Giochi di Luce’s eight-member crew on site installed the projectors on three towers, a flown truss bar, and two platforms in the wings. All the projectors were controlled from a single position, via Barco Projector Toolset and ChristieNET + Christie Twist, while the 12 HD-SDI signals supplied by VideoSoft and the Ethernet control network were distributed via fiber optics with relative converters.

Video content was produced by Bonsai Ninja, whose Fabio Legnani says, “We created computer-generated 3D graphics, shot real footage—dancers, a body-builder who raised the curtain, and a shower of rose petals—and there was also Ferrari archive material.”

Irthum used a lighting rig supplied by MMS. It included 50 Coemar Infinity Wash XL units, 36 Coemar iSpot 1200s, 30 Coemar StripLite LEDs, 50 Clay Paky Alpha Profile 1500 units, 40 Alpha Wash 575s, 24 Alpha Beam 1500s, 34 Alpha Wash 700s, and 18 Robe Spot 700ATs. Novalight High Ground searchlights and Coemar Testa 1200 followspots were used for additional lighting, while conventional fixtures included 60 ETC Source Four ellipsoidals and PARs, all run on an MA Lighting grandMA.

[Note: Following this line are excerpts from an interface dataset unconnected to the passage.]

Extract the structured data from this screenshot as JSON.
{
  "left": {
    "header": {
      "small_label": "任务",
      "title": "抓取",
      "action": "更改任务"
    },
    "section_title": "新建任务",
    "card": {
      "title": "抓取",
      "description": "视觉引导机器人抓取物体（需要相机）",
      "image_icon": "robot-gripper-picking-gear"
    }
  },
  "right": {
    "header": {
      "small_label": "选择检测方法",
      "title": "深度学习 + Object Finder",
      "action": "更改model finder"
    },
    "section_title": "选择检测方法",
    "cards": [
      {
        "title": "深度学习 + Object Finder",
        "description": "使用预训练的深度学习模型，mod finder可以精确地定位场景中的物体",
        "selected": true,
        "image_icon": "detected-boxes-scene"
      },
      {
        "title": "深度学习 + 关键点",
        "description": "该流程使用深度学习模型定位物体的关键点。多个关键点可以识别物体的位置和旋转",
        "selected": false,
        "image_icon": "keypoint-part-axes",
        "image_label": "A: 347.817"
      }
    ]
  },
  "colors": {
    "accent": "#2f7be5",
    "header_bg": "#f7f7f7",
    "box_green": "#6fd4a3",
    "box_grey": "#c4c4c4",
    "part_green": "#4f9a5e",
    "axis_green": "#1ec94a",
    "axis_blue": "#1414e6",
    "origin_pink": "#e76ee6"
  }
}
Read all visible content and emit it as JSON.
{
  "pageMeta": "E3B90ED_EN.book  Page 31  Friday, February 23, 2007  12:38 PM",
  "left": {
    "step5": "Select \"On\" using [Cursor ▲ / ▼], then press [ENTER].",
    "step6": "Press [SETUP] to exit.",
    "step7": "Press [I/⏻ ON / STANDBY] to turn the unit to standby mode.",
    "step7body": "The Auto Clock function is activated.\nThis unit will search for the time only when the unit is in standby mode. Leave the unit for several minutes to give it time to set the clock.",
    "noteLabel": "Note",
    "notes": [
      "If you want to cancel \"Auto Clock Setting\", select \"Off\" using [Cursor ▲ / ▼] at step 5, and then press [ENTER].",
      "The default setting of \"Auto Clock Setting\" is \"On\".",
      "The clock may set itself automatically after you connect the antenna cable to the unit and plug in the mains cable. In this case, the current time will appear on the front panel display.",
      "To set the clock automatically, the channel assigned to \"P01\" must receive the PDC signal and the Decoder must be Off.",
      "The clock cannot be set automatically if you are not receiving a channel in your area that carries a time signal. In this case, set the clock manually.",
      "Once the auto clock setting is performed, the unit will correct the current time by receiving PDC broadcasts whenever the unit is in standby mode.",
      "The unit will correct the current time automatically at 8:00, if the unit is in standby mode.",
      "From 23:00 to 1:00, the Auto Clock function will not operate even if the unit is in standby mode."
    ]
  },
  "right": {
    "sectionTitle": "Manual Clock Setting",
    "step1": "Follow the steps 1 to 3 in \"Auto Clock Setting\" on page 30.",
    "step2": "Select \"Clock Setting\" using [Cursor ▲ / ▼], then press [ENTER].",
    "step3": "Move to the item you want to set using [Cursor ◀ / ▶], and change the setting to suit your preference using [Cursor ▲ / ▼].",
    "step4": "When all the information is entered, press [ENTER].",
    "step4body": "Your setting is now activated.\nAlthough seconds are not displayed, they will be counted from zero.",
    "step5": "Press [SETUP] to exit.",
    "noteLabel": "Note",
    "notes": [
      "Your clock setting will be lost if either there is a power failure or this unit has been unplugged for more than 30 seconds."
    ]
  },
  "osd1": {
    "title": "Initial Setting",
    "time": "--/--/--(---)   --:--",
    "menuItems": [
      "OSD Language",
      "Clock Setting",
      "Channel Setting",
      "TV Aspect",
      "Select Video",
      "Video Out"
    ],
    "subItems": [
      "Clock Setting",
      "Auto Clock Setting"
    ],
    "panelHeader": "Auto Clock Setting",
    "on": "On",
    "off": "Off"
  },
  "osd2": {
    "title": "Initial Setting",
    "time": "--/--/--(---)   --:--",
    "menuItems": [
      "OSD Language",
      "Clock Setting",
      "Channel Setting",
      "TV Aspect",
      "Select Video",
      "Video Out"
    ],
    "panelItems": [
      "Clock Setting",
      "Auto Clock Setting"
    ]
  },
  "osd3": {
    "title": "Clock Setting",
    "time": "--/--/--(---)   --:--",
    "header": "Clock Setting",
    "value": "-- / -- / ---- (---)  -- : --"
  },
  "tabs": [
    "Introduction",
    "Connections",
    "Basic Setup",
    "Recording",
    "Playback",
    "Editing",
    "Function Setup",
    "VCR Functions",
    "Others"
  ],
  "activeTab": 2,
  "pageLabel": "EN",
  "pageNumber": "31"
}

FOH engineer Domenico Carnuccio manned a Digidesign Profile console, and a Yamaha PM5D RH desk was helmed by monitor engineer Vincenzo Cinone. “The venue is huge—over 35 meters [115'] high—and as projections were right up front, our main left and right Electro-Voice XLC 127+ arrays were more than 60 meters [197'] apart, so we installed 12 floor-mounted EV XLDs for front fill,” says Carnuccio. “To make certain the bottom end of the audio reached the top rows of the tiered seating, we mounted two EV ELX 118 Subs atop each of the delay clusters, each with ten EV XLC 127+ units.” In addition to the d&b audiotechnik Max 15 wedge monitors, IEM, and headphone monitor setup, monitor engineer Cinone also had 20 Turbosound Impact 50 enclosures flown high above the stage to cover the rest area of the aerial performers. Amps were from EV, Crown, and Unitech, and additional subwoofers included EAW SB1000s.

Groupe F founding partner François Montel notes that the pyro setup had to take into account television coverage and the content shown indoors. “This meant installing everything on the roof, so our 35-man team included four riggers who were responsible for safety, while our 8,100 [30mm and 50mm caliber] effects were installed on 270 points,” he says. Now that’s a finale.